From Potential to Pitch: How to Sell Your Great Idea (Part 4)
Selling your great idea also requires understanding your competition. And sometimes, the competition actually turns out to be a potential licensee.
This week, on our journey From Potential to Pitch, we’ll share how we helped a client create a list of potential licensees for his patented idea, the motorcycle bra.
Uncovering the Competition
It only makes sense to check out the competition when test-driving a new product. But when an innovation has no obvious competition, it takes a little digging to reveal similar products. This was the case when I investigated competitive intelligence surrounding Albert’s idea for a motorcycle bra.
To get started, I wanted to learn more about how the public would perceive the motorcycle bra and its potential, so we brought together a focus group to get their reactions.
(A focus group consists of carefully screened participants who have similar traits and consumer habits as our potential consumers. A trained facilitator leads a discussion and asks questions to test assumptions about potential products or ideas and how they are perceived without bias. Often an inventor or patent holder benefits from outside perspective not colored by guesses, assumptions and personal vision.)
The focus group I arranged had this to say about the motorcycle bra and how participants envisioned it in the marketplace.
- “It’s like clothing — chaps, helmets and jackets.”
- “It must be marketed through the dealerships. People don’t go down the aisle at Pep Boys to buy something like this!”
- “It’s regional. It depends on where you live – like Florida.”
Of course, no one ever said that focus groups have all the answers or that individual participants even agree with each other. But, if we decide that these impressions deserve merit, they provide reasons and possibly incentives for an interested party to buy a license for selling the new motorcycle bra.
The regional comment about Florida reinforced some of our earlier discussion about targeting states with the highest number of motorcycle sales (and perhaps flying bugs!). I found that Florida was one of the top three states for motorcycle sales in the U.S., but I’ll leave the number of bugs to your imagination.
Additionally, I showed Albert that targeted consumers in our focus group expected to buy the motorcycle bra where they buy accessories and from dealers. This knowledge helps us explore potential licensees for the new product.
Identifying Potential Licensees
U.S. dealers of sports bikes sell mainly Japanese models from Honda, Suzuki, Kawasaki and Yamaha. In marketing jargon, these companies are known as OEMs (original equipment manufacturers) and their existing distributors and sales channels for accessories represent the largest target licensees for Albert’s efforts.
A second target market was the independent aftermarket manufacturers and distributors of motorcycle accessories and parts.
A third group of potential licensees may not be so obvious, but it deserved consideration: current AUTOMOBILE bra manufacturers. These manufacturers already have access to distributors in automotive markets and know the production and delivery ropes.
And as a group, the car bra manufacturers and distributors operate in a synergy with the proposed motorcycle bra.

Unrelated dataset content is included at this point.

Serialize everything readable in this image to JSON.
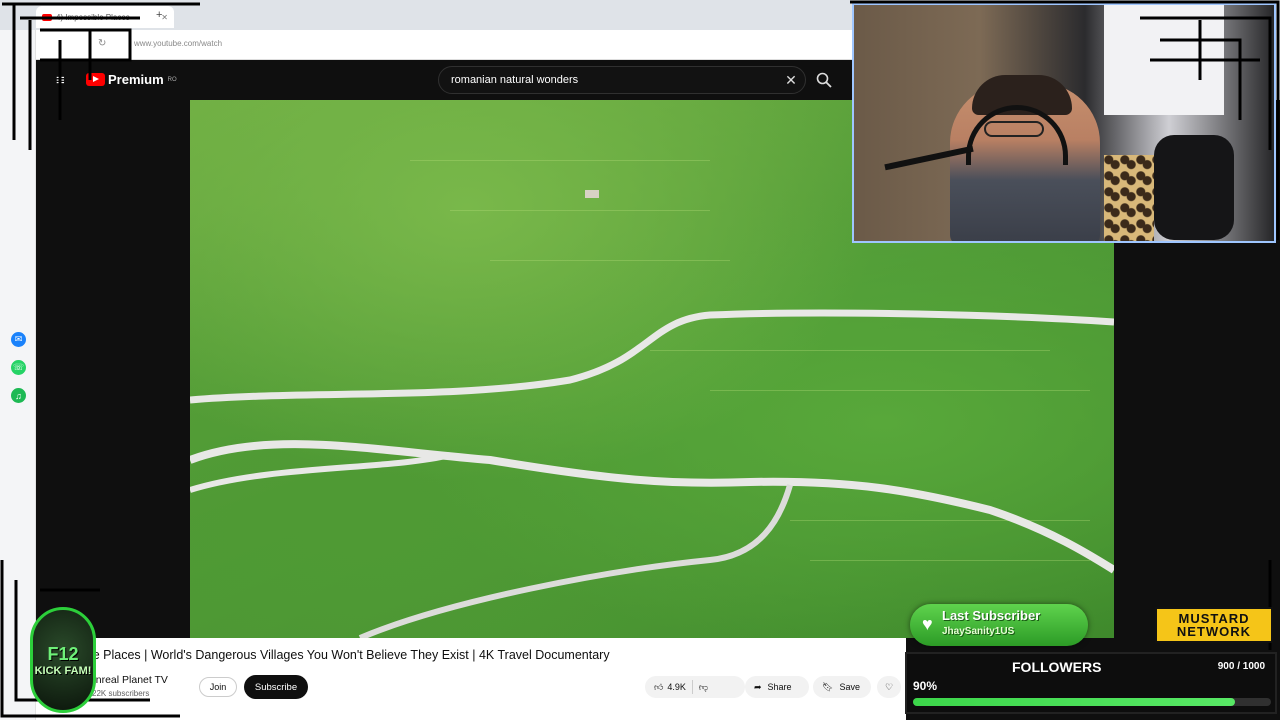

A public market report that I accessed during our study included this information about the car bra market:
- Approximately 1.4 million vinyl car bras and 3.3 million plastic bug shields are sold ANNUALLY in the U.S. for a total of $401 million.
- Sales of vinyl car bras are expected to grow at 3.3 percent.
- Sales of plastic bug shields for cars are expected to grow at 6.7 percent.
- 90 percent of vehicle owners will spend an average of $1,500 within months of purchasing their vehicle.
- “Baby boomers” have increased ability to afford top end market items.
We found that these statistics are consistent with those of motorcycle buyers. And they validated the idea of bug protection. Also, the market uptake for auto protection items (29 percent) was consistent with our other findings and suggested a slight bump upwards for the market penetration of the motorcycle bra.
With these statistics to guide us, I researched and prepared an initial list of potential licensees that included five distributors and manufacturers of motorcycle parts and accessories plus a list of 10 distributors and manufacturers of automobile bras and fabrics. This was a great start for Albert’s sales efforts and I offered deeper research into additional potential licensees if he wanted more options.
Today’s lesson: With proper research, we can learn a lot from our competition and shape our approach to licensing and sales. Our assumed competition might turn out to be potential licensees.
Share your story
Do you know who and where your competition or potential competition is? What can you learn from their actions? Contact me here or leave comments below if I can help you uncover valuable competitive intelligence.